Your brand is, when it comes down to it, a way to set expectations.
Are you expensive or cheap? Convenient or hard to get? Cool or conservative? Will I save time, lose weight or make money by becoming a customer?
The generation born right around the Great Depression (aka, my parents, who are a bit older than most of my friends’ parents) expect: things to work if you pay for them (regardless of how much you paid), stellar service whether they are at the Ritz or the Motel 6, portions to be fair, human beings to answer help lines and walk them through a process and employees to be experts at whatever their conmpany sells (building materials, auto supplies, bikes, food, etc.)
My generation expects: better service at the Ritz than the Holiday Inn, that we get what we pay for, that a cashier at Home Depot may not know how to install a new door, and that sometimes it’s often easier if I can serve myself without any human interaction (ATM’s, self-service flight check-ins, online banking, etc.)
Millenials expect: Well, I haven’t a clue, but I have read that they expect to be praised heavily at work, instant responses to Tweets and texts, and technology to shift and adapt in new ways every year.
I’m generalizing, of course. But I’ve learned that I am less patient when it comes to poor customer service these days. That I expect people to return phone calls or emails (especially when I’m actually contacting them to help promote their business). I expect people to do what they say they will do, when they say they will do it (whether I’m paying them or we’re on a volunteer project). I expect honesty. I expect proactiveness. I expect that I may have to deal with ads or pitches, especially when I’m getting content for free – but that, if I like, I can pay to go ad-free. I expect that I should pay for content if its adding extra special value to my business or life. In fact, I expect that I will get more value when I make an investment than when I don’t – and that means I expect timelines, responsiveness, creativity, and responsibility.
Come to think of it, I expect all the things that I would be mortified if I didn’t deliver. My expectations of other brands seem to match my expectation of my own.
Do you expect more than you are prepared to deliver? If so, you might need to rethink things from your customer’s point of view.
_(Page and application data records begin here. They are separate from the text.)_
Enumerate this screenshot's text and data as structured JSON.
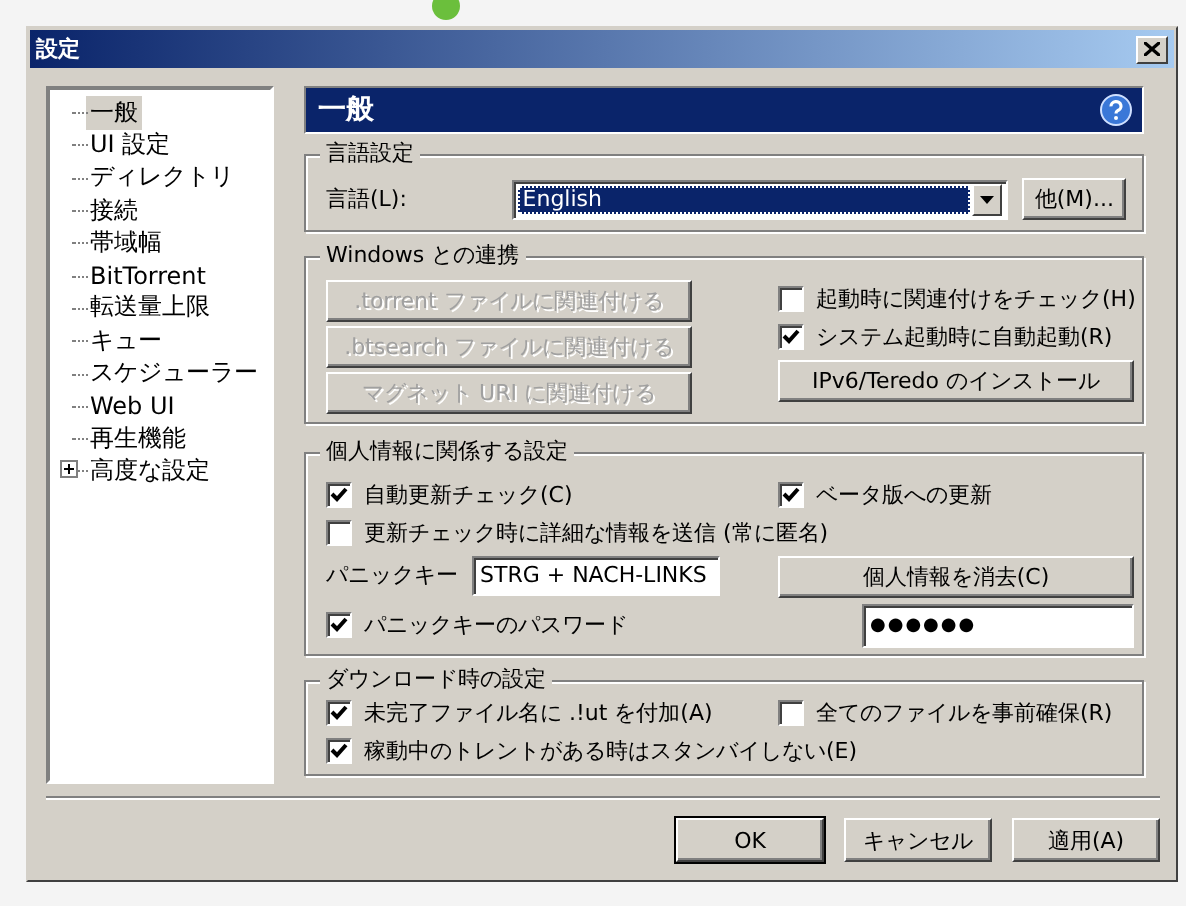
{
  "window": {
    "title": "設定"
  },
  "sidebar": {
    "items": [
      {
        "label": "一般",
        "selected": true
      },
      {
        "label": "UI 設定",
        "selected": false
      },
      {
        "label": "ディレクトリ",
        "selected": false
      },
      {
        "label": "接続",
        "selected": false
      },
      {
        "label": "帯域幅",
        "selected": false
      },
      {
        "label": "BitTorrent",
        "selected": false
      },
      {
        "label": "転送量上限",
        "selected": false
      },
      {
        "label": "キュー",
        "selected": false
      },
      {
        "label": "スケジューラー",
        "selected": false
      },
      {
        "label": "Web UI",
        "selected": false
      },
      {
        "label": "再生機能",
        "selected": false
      },
      {
        "label": "高度な設定",
        "selected": false,
        "expanded": false
      }
    ]
  },
  "header": {
    "title": "一般"
  },
  "language": {
    "title": "言語設定",
    "label": "言語(L):",
    "value": "English",
    "button": "他(M)..."
  },
  "windows": {
    "title": "Windows との連携",
    "buttons": [
      {
        "label": ".torrent ファイルに関連付ける",
        "disabled": true
      },
      {
        "label": ".btsearch ファイルに関連付ける",
        "disabled": true
      },
      {
        "label": "マグネット URI に関連付ける",
        "disabled": true
      }
    ],
    "checks": [
      {
        "label": "起動時に関連付けをチェック(H)",
        "checked": false
      },
      {
        "label": "システム起動時に自動起動(R)",
        "checked": true
      }
    ],
    "install_button": "IPv6/Teredo のインストール"
  },
  "privacy": {
    "title": "個人情報に関係する設定",
    "checks": [
      {
        "label": "自動更新チェック(C)",
        "checked": true
      },
      {
        "label": "ベータ版への更新",
        "checked": true
      },
      {
        "label": "更新チェック時に詳細な情報を送信 (常に匿名)",
        "checked": false
      }
    ],
    "panic_key": {
      "label": "パニックキー",
      "value": "STRG + NACH-LINKS"
    },
    "clear_button": "個人情報を消去(C)",
    "password": {
      "label": "パニックキーのパスワード",
      "checked": true,
      "value": "●●●●●●"
    }
  },
  "download": {
    "title": "ダウンロード時の設定",
    "checks": [
      {
        "label": "未完了ファイル名に .!ut を付加(A)",
        "checked": true
      },
      {
        "label": "全てのファイルを事前確保(R)",
        "checked": false
      },
      {
        "label": "稼動中のトレントがある時はスタンバイしない(E)",
        "checked": true
      }
    ]
  },
  "buttons": [
    {
      "label": "OK",
      "default": true
    },
    {
      "label": "キャンセル",
      "default": false
    },
    {
      "label": "適用(A)",
      "default": false
    }
  ]
}
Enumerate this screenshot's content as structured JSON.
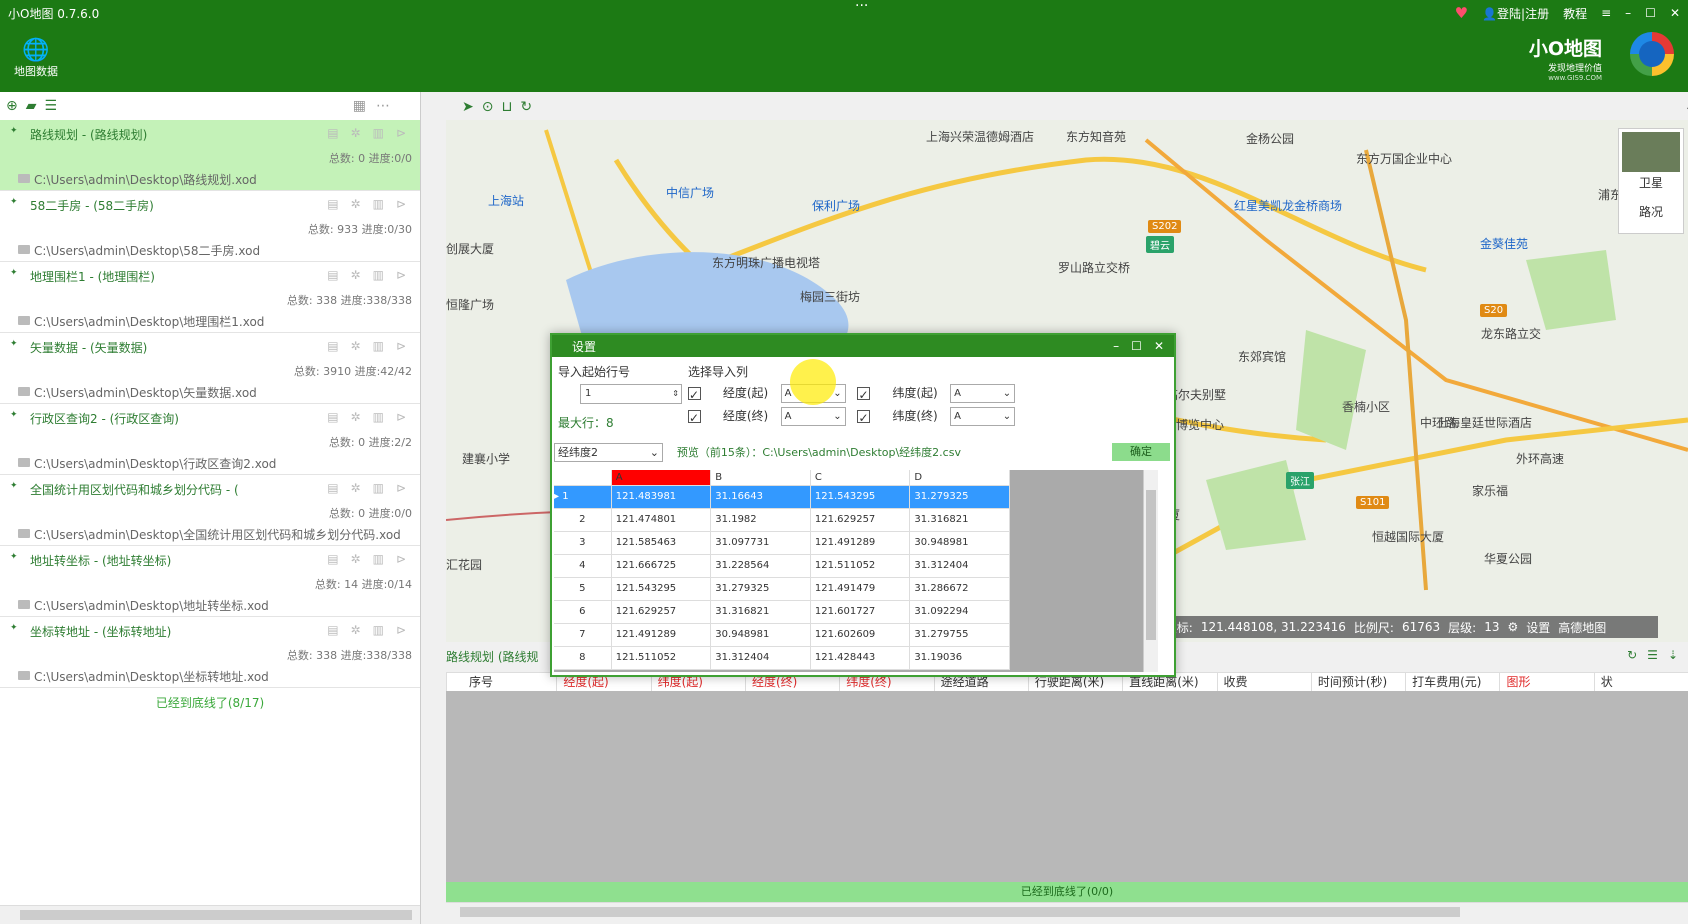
{
  "app": {
    "title": "小O地图 0.7.6.0",
    "drag_dots": "···"
  },
  "topbar": {
    "login_label": "登陆|注册",
    "tutorial_label": "教程",
    "globe_label": "地图数据"
  },
  "brand": {
    "name": "小O地图",
    "slogan": "发现地理价值",
    "url": "www.GIS9.COM"
  },
  "layers": [
    {
      "title": "路线规划 - (路线规划)",
      "stats": "总数: 0 进度:0/0",
      "path": "C:\\Users\\admin\\Desktop\\路线规划.xod"
    },
    {
      "title": "58二手房 - (58二手房)",
      "stats": "总数: 933 进度:0/30",
      "path": "C:\\Users\\admin\\Desktop\\58二手房.xod"
    },
    {
      "title": "地理围栏1 - (地理围栏)",
      "stats": "总数: 338 进度:338/338",
      "path": "C:\\Users\\admin\\Desktop\\地理围栏1.xod"
    },
    {
      "title": "矢量数据 - (矢量数据)",
      "stats": "总数: 3910 进度:42/42",
      "path": "C:\\Users\\admin\\Desktop\\矢量数据.xod"
    },
    {
      "title": "行政区查询2 - (行政区查询)",
      "stats": "总数: 0 进度:2/2",
      "path": "C:\\Users\\admin\\Desktop\\行政区查询2.xod"
    },
    {
      "title": "全国统计用区划代码和城乡划分代码 - (",
      "stats": "总数: 0 进度:0/0",
      "path": "C:\\Users\\admin\\Desktop\\全国统计用区划代码和城乡划分代码.xod"
    },
    {
      "title": "地址转坐标 - (地址转坐标)",
      "stats": "总数: 14 进度:0/14",
      "path": "C:\\Users\\admin\\Desktop\\地址转坐标.xod"
    },
    {
      "title": "坐标转地址 - (坐标转地址)",
      "stats": "总数: 338 进度:338/338",
      "path": "C:\\Users\\admin\\Desktop\\坐标转地址.xod"
    }
  ],
  "layers_end": "已经到底线了(8/17)",
  "map": {
    "labels": [
      "东方知音苑",
      "金杨公园",
      "东方万国企业中心",
      "上海兴荣温德姆酒店",
      "中信广场",
      "保利广场",
      "上海站",
      "东方明珠广播电视塔",
      "梅园三街坊",
      "罗山路立交桥",
      "红星美凯龙金桥商场",
      "金葵佳苑",
      "浦东金",
      "创展大厦",
      "恒隆广场",
      "东郊宾馆",
      "汤臣高尔夫别墅",
      "香楠小区",
      "龙东路立交",
      "上海皇廷世际酒店",
      "建襄小学",
      "家乐福",
      "畅星大厦",
      "恒越国际大厦",
      "华夏公园",
      "汇花园",
      "上海新国际博览中心",
      "中环路",
      "外环高速"
    ],
    "badges": [
      "S202",
      "碧云",
      "S20",
      "张江",
      "S101"
    ],
    "sat_label": "卫星",
    "traffic_label": "路况",
    "coord_label": "坐标:",
    "coord_value": "121.448108, 31.223416",
    "scale_label": "比例尺:",
    "scale_value": "61763",
    "level_label": "层级:",
    "level_value": "13",
    "settings_label": "设置",
    "provider": "高德地图"
  },
  "dialog": {
    "title": "设置",
    "start_row_label": "导入起始行号",
    "start_row_value": "1",
    "max_row_label": "最大行：8",
    "columns_group_label": "选择导入列",
    "lng_start_label": "经度(起)",
    "lat_start_label": "纬度(起)",
    "lng_end_label": "经度(终)",
    "lat_end_label": "纬度(终)",
    "lng_start_value": "A",
    "lat_start_value": "A",
    "lng_end_value": "A",
    "lat_end_value": "A",
    "sheet_value": "经纬度2",
    "preview_text": "预览（前15条）：C:\\Users\\admin\\Desktop\\经纬度2.csv",
    "confirm_label": "确定",
    "grid_headers": [
      "",
      "A",
      "B",
      "C",
      "D"
    ],
    "grid_rows": [
      [
        "1",
        "121.483981",
        "31.16643",
        "121.543295",
        "31.279325"
      ],
      [
        "2",
        "121.474801",
        "31.1982",
        "121.629257",
        "31.316821"
      ],
      [
        "3",
        "121.585463",
        "31.097731",
        "121.491289",
        "30.948981"
      ],
      [
        "4",
        "121.666725",
        "31.228564",
        "121.511052",
        "31.312404"
      ],
      [
        "5",
        "121.543295",
        "31.279325",
        "121.491479",
        "31.286672"
      ],
      [
        "6",
        "121.629257",
        "31.316821",
        "121.601727",
        "31.092294"
      ],
      [
        "7",
        "121.491289",
        "30.948981",
        "121.602609",
        "31.279755"
      ],
      [
        "8",
        "121.511052",
        "31.312404",
        "121.428443",
        "31.19036"
      ]
    ]
  },
  "bottom": {
    "route_tab": "路线规划 (路线规",
    "columns": [
      {
        "label": "序号",
        "red": false
      },
      {
        "label": "经度(起)",
        "red": true
      },
      {
        "label": "纬度(起)",
        "red": true
      },
      {
        "label": "经度(终)",
        "red": true
      },
      {
        "label": "纬度(终)",
        "red": true
      },
      {
        "label": "途经道路",
        "red": false
      },
      {
        "label": "行驶距离(米)",
        "red": false
      },
      {
        "label": "直线距离(米)",
        "red": false
      },
      {
        "label": "收费",
        "red": false
      },
      {
        "label": "时间预计(秒)",
        "red": false
      },
      {
        "label": "打车费用(元)",
        "red": false
      },
      {
        "label": "图形",
        "red": true
      },
      {
        "label": "状",
        "red": false
      }
    ],
    "status": "已经到底线了(0/0)"
  },
  "colors": {
    "brand_green": "#1c7a14",
    "active_row": "#c4f2b8",
    "selected_row": "#3399ff"
  }
}
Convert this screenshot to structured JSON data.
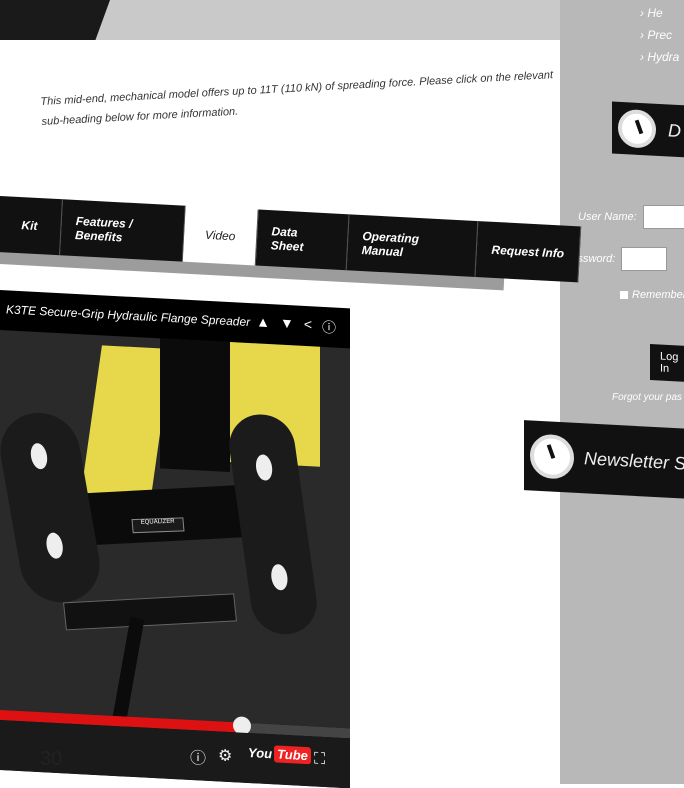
{
  "sidebar": {
    "nav_items": [
      "He",
      "Prec",
      "Hydra"
    ],
    "login_widget_title": "D",
    "username_label": "User Name:",
    "password_label": "Password:",
    "remember_label": "Remember",
    "login_button": "Log In",
    "forgot_link": "Forgot your pas",
    "newsletter_title": "Newsletter S"
  },
  "main": {
    "intro_text": "This mid-end, mechanical model offers up to 11T (110 kN) of spreading force. Please click on the relevant sub-heading below for more information.",
    "tabs": [
      "Kit",
      "Features / Benefits",
      "Video",
      "Data Sheet",
      "Operating Manual",
      "Request Info"
    ],
    "active_tab": "Video"
  },
  "video": {
    "title": "K3TE Secure-Grip Hydraulic Flange Spreader",
    "brand_label": "EQUALIZER",
    "progress_fraction": 0.69,
    "youtube_label": "You",
    "youtube_tube": "Tube"
  },
  "page_number": "30",
  "colors": {
    "accent_red": "#dd1111",
    "sidebar_gray": "#b8b8b8",
    "tab_black": "#111111",
    "yellow_frame": "#e6d84a"
  },
  "icons": {
    "video_top": [
      "thumbs-up-icon",
      "thumbs-down-icon",
      "share-icon",
      "info-icon"
    ],
    "video_controls": [
      "info-icon",
      "gear-icon",
      "fullscreen-icon"
    ]
  }
}
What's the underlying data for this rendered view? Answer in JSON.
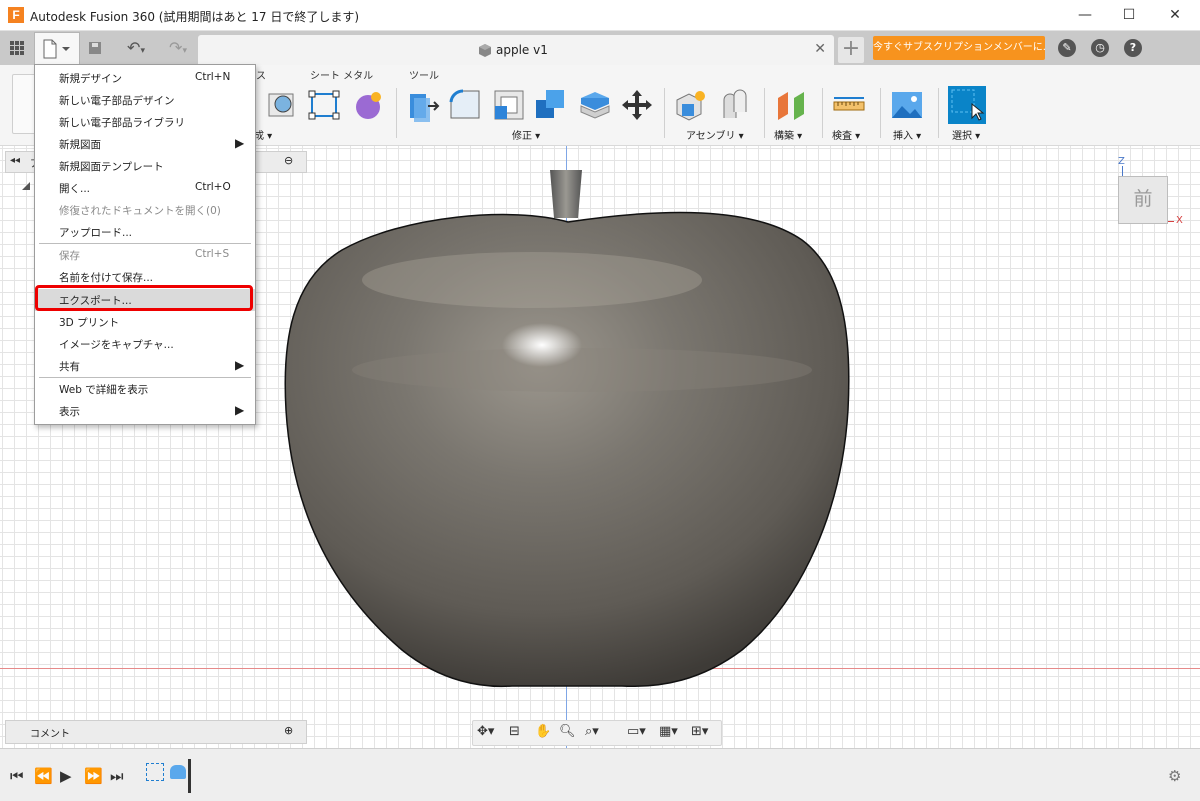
{
  "window": {
    "title": "Autodesk Fusion 360 (試用期間はあと 17 日で終了します)",
    "logo": "F",
    "minimize": "—",
    "maximize": "☐",
    "close": "✕"
  },
  "toolbar": {
    "document_tab": "apple v1",
    "subscribe_button": "今すぐサブスクリプションメンバーに..."
  },
  "ribbon": {
    "tabs": [
      "ス",
      "シート メタル",
      "ツール"
    ],
    "groups": [
      {
        "label": "成 ▾"
      },
      {
        "label": "修正 ▾"
      },
      {
        "label": "アセンブリ ▾"
      },
      {
        "label": "構築 ▾"
      },
      {
        "label": "検査 ▾"
      },
      {
        "label": "挿入 ▾"
      },
      {
        "label": "選択 ▾"
      }
    ]
  },
  "menu": {
    "items": [
      {
        "label": "新規デザイン",
        "shortcut": "Ctrl+N"
      },
      {
        "label": "新しい電子部品デザイン"
      },
      {
        "label": "新しい電子部品ライブラリ"
      },
      {
        "label": "新規図面",
        "submenu": true
      },
      {
        "label": "新規図面テンプレート"
      },
      {
        "label": "開く...",
        "shortcut": "Ctrl+O"
      },
      {
        "label": "修復されたドキュメントを開く(0)",
        "disabled": true
      },
      {
        "label": "アップロード..."
      },
      {
        "label": "保存",
        "shortcut": "Ctrl+S",
        "disabled": true
      },
      {
        "label": "名前を付けて保存..."
      },
      {
        "label": "エクスポート...",
        "highlighted": true
      },
      {
        "label": "3D プリント"
      },
      {
        "label": "イメージをキャプチャ..."
      },
      {
        "label": "共有",
        "submenu": true
      },
      {
        "label": "Web で詳細を表示"
      },
      {
        "label": "表示",
        "submenu": true
      }
    ]
  },
  "browser": {
    "title": "ア"
  },
  "comments": {
    "title": "コメント"
  },
  "viewcube": {
    "face": "前",
    "axis_z": "Z",
    "axis_x": "X"
  },
  "colors": {
    "accent": "#f7931e",
    "highlight_border": "#e00000",
    "select_blue": "#0a84c8",
    "apple_body": "#6e6b66"
  }
}
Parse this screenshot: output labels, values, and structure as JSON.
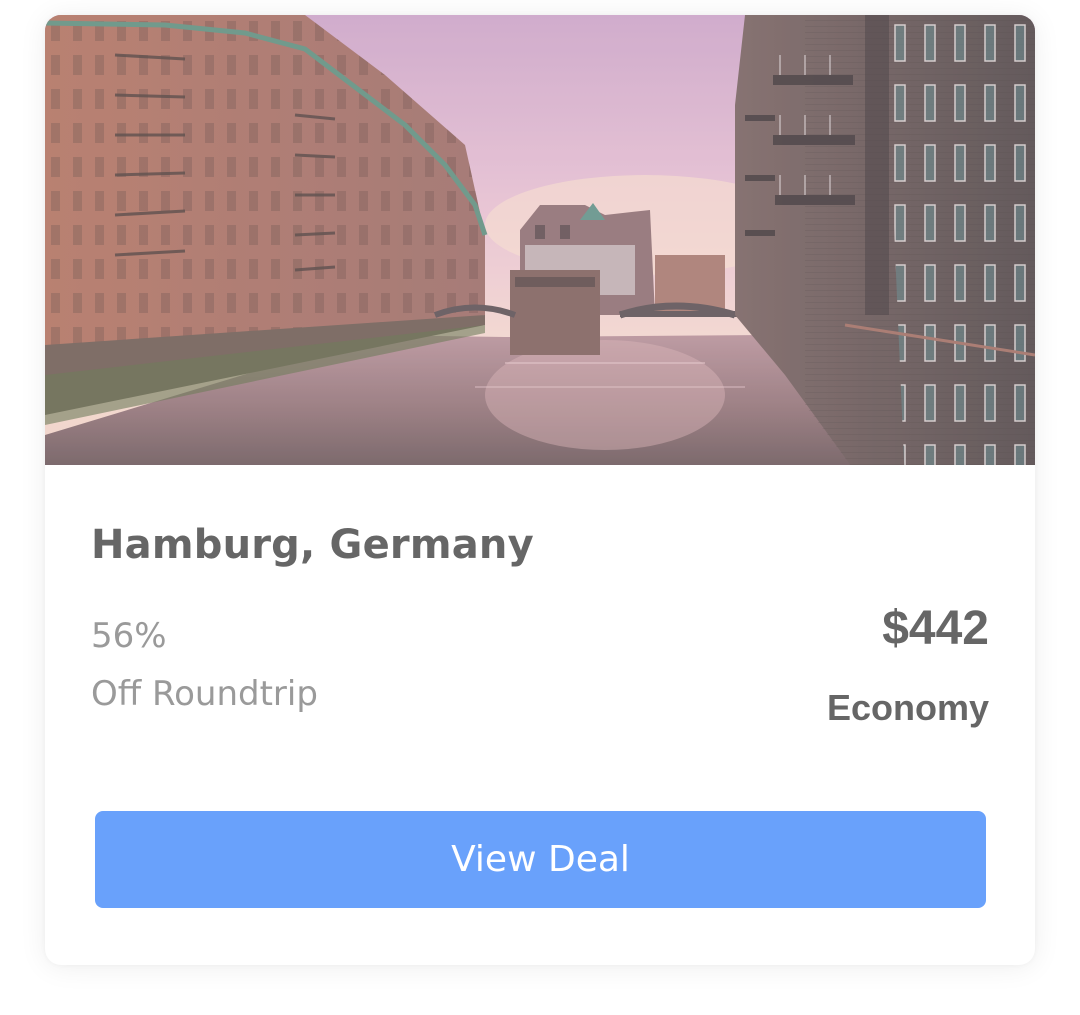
{
  "deal": {
    "image_alt": "Hamburg Speicherstadt canal at sunset",
    "title": "Hamburg, Germany",
    "discount_percent": "56%",
    "discount_text": "Off Roundtrip",
    "price": "$442",
    "cabin_class": "Economy",
    "button_label": "View Deal"
  },
  "colors": {
    "button": "#69a1fb",
    "title_text": "#666666",
    "muted_text": "#9a9a9a"
  }
}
Photo credit: Idiotsandgeniuses.blogspot.com
What types expectations do you have of companies you engage with? Please share in the Comments!